● **Task description**:
What lines of the data include the string "Arpendix"? Copy them all.

[Items from an interface collection]
================================
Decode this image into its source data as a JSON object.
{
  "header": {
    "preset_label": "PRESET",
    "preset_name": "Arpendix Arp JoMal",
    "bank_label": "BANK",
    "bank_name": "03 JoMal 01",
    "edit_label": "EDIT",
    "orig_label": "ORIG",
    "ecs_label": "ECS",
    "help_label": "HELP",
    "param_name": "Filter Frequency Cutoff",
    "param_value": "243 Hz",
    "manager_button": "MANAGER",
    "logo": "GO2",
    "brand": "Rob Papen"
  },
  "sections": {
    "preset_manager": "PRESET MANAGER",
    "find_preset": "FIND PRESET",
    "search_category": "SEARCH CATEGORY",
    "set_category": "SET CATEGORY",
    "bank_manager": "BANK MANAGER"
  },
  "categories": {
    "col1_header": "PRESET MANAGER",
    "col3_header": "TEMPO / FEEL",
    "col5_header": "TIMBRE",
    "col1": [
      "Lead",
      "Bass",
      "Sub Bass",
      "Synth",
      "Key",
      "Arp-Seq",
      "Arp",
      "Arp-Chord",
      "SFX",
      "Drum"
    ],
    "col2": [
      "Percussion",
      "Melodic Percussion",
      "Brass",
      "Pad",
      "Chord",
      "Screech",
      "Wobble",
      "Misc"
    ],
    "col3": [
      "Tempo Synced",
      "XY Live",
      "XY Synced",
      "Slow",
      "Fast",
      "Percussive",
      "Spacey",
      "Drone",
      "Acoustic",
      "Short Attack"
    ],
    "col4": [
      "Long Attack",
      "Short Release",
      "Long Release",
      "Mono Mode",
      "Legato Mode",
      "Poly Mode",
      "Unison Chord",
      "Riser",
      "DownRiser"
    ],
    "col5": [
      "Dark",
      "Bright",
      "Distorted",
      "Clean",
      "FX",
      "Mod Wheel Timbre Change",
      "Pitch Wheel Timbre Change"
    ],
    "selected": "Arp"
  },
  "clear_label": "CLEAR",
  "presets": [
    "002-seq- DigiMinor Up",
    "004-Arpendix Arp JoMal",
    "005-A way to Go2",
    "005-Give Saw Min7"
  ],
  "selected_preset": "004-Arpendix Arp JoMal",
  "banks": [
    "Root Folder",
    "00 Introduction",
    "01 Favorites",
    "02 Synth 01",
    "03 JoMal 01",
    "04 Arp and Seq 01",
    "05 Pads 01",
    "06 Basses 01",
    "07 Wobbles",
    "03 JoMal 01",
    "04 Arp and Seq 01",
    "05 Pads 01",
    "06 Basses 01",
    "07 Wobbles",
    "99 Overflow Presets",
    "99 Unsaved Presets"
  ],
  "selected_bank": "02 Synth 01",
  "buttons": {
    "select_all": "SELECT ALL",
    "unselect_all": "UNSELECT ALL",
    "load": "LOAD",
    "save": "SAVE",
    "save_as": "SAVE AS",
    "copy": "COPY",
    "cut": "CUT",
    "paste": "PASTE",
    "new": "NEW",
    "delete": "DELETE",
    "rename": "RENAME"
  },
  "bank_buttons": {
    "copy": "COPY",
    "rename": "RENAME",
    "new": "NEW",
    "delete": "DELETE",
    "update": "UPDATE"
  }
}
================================
● **Solution to this problem**:
    "preset_name": "Arpendix Arp JoMal",
    "004-Arpendix Arp JoMal",
  "selected_preset": "004-Arpendix Arp JoMal",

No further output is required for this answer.